The column says that “however cautious, caring or alert” drivers are, more beginner cyclists are going to be involved in accidents. Perhaps; sheer probability bears that one out. But in Mr. Griffin’s own example, “failing to observe” and “just didn’t see her” are implied as legitimate defences for motorists colliding with cyclists because they were old, or female, or avoided a hazard in their path that may have caused them to crash without any help from a motor vehicle. You don’t need to look too far on this site to see the perils of pot-holes. Perhaps if terms such as “cautious” and “alert” were not merely flung around, and were actively employed in respect of the growing number of cyclists, then the number of deaths might actually fall.
The “rest of us”, presumably all non-cyclists, have had to undergo this extensive training I mentioned earlier. Well, I may not drive a cab, but I didn’t, and Mr. Griffin appears to be representing all motorists. In 1997, I did a basic theory test that required me to memorise stopping distances and a few other now-forgotten facts and then a half-hour practical test, of which I spent the majority in traffic, before pausing briefly to reverse round a corner. That entitled and still entitles me to get in a car and use the roadspace [sic]. Addison Lee drivers, I am sure, undergo additional training, during which it would surely be prudent to address issues of caution and alertness with regard to an expanding group of road users. Let’s call it “hazard perception”, shall we? It is because, not in spite of, the fact that motorists are protected by impact bars and air bags that they should be aware of the growing number of cyclists and how to safely share the road with them. The vast majority of cyclists, precisely because they have minimal protection by comparison, are much more careful and aware of the hazards around them. This is not to pretend that there aren’t negligent and dangerous cyclists, much as there are negligent and dangerous pedestrians and negligent and dangerous drivers. However, regardless of how negligent they are, drivers will have their “protected space”. Cyclists, however careful and competent they are, do not. In a collision, howsoever it is caused, there will only be one loser.
I could go on to address the utter claptrap that is the statement about taxes, but I would probably be better directing you to: http://ipayroadtax.com/, where it is explained much more clearly than I could manage. In summary, none of the ‘taxes’ mentioned are relevant. But then, you probably knew that already.
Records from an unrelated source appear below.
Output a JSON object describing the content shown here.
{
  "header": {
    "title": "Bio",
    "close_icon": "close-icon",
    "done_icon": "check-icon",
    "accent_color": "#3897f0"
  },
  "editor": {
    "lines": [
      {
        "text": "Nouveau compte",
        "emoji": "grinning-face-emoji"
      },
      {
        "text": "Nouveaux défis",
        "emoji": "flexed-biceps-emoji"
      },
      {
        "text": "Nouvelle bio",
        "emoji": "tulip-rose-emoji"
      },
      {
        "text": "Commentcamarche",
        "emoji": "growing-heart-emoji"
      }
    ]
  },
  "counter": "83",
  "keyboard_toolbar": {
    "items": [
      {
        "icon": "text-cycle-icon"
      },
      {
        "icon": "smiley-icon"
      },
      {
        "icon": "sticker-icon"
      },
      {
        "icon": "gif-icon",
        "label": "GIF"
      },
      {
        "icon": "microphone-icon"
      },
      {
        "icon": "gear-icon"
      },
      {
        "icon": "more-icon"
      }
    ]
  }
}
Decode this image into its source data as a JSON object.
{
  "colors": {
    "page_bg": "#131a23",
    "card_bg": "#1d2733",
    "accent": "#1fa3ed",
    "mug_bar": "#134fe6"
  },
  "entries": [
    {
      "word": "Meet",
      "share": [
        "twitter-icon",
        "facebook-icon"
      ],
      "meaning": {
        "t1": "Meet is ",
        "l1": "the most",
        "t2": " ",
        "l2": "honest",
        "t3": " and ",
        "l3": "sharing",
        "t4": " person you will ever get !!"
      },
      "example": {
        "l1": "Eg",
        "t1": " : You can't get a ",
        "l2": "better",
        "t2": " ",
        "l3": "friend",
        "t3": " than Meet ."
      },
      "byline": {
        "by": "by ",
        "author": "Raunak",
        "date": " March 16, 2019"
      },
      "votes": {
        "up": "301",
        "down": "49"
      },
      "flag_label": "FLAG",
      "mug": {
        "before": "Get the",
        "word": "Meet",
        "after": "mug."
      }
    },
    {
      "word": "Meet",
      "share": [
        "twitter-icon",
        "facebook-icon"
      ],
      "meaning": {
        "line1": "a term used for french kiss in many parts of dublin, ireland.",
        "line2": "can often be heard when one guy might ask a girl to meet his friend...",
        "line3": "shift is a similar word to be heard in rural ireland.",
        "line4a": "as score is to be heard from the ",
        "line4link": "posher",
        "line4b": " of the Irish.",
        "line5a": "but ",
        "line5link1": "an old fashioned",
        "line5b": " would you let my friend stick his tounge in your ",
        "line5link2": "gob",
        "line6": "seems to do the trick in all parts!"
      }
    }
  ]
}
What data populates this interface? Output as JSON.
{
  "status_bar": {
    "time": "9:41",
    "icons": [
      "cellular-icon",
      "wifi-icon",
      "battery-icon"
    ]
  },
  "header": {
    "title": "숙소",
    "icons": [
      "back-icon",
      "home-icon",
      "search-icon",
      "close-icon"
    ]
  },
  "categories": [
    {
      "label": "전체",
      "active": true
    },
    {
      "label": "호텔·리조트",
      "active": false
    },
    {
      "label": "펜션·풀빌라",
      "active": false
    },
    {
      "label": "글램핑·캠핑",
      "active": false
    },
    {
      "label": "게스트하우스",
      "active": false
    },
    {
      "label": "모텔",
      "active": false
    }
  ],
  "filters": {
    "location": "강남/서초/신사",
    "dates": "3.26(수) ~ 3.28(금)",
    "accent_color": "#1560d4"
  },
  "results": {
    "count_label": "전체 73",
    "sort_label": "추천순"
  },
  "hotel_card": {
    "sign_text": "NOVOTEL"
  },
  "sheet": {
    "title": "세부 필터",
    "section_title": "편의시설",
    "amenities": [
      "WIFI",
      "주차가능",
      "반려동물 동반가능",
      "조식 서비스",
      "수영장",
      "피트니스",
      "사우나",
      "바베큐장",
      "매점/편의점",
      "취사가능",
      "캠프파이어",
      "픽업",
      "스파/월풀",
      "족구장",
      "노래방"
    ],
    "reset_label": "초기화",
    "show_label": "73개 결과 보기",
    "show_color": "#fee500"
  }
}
John Griffin, I am in my own gang, which has every right to use the road and much more of a right to use bus lanes than your company’s own vehicles. I don’t want to be any part of any gang you’re in or will ever be in. And the next time one of your cautious, caring and alert drivers turns across me at the junction of the A3 and Harper Road, I’ll be sure to give them a wave.